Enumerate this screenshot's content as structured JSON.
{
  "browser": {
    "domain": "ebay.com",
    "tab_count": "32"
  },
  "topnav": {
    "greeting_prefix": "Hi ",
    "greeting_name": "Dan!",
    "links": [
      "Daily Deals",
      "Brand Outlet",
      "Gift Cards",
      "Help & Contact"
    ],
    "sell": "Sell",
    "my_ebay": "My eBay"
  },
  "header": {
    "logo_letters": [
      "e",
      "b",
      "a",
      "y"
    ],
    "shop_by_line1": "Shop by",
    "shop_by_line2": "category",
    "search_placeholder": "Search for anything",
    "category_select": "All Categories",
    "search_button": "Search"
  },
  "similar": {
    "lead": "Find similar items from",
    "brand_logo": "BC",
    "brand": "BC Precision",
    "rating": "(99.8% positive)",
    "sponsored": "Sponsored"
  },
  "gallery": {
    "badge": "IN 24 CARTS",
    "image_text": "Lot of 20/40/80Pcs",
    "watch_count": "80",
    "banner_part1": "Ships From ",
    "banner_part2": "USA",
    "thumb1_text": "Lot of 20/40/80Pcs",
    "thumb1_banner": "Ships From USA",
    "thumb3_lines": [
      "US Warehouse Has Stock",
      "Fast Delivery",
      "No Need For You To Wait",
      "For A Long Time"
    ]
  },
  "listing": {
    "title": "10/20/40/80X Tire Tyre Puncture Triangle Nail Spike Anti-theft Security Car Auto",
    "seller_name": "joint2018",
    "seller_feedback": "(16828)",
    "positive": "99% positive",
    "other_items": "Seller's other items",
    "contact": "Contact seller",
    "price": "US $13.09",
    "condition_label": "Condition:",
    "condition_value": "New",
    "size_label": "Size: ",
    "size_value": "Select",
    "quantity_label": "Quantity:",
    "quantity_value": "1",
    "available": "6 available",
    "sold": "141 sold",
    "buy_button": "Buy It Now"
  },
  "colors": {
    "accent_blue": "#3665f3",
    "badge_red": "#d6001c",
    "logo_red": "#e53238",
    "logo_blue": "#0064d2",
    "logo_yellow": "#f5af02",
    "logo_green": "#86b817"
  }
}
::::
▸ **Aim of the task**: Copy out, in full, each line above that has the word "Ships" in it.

▸ **Exercise result**:
    "banner_part1": "Ships From ",
    "thumb1_banner": "Ships From USA",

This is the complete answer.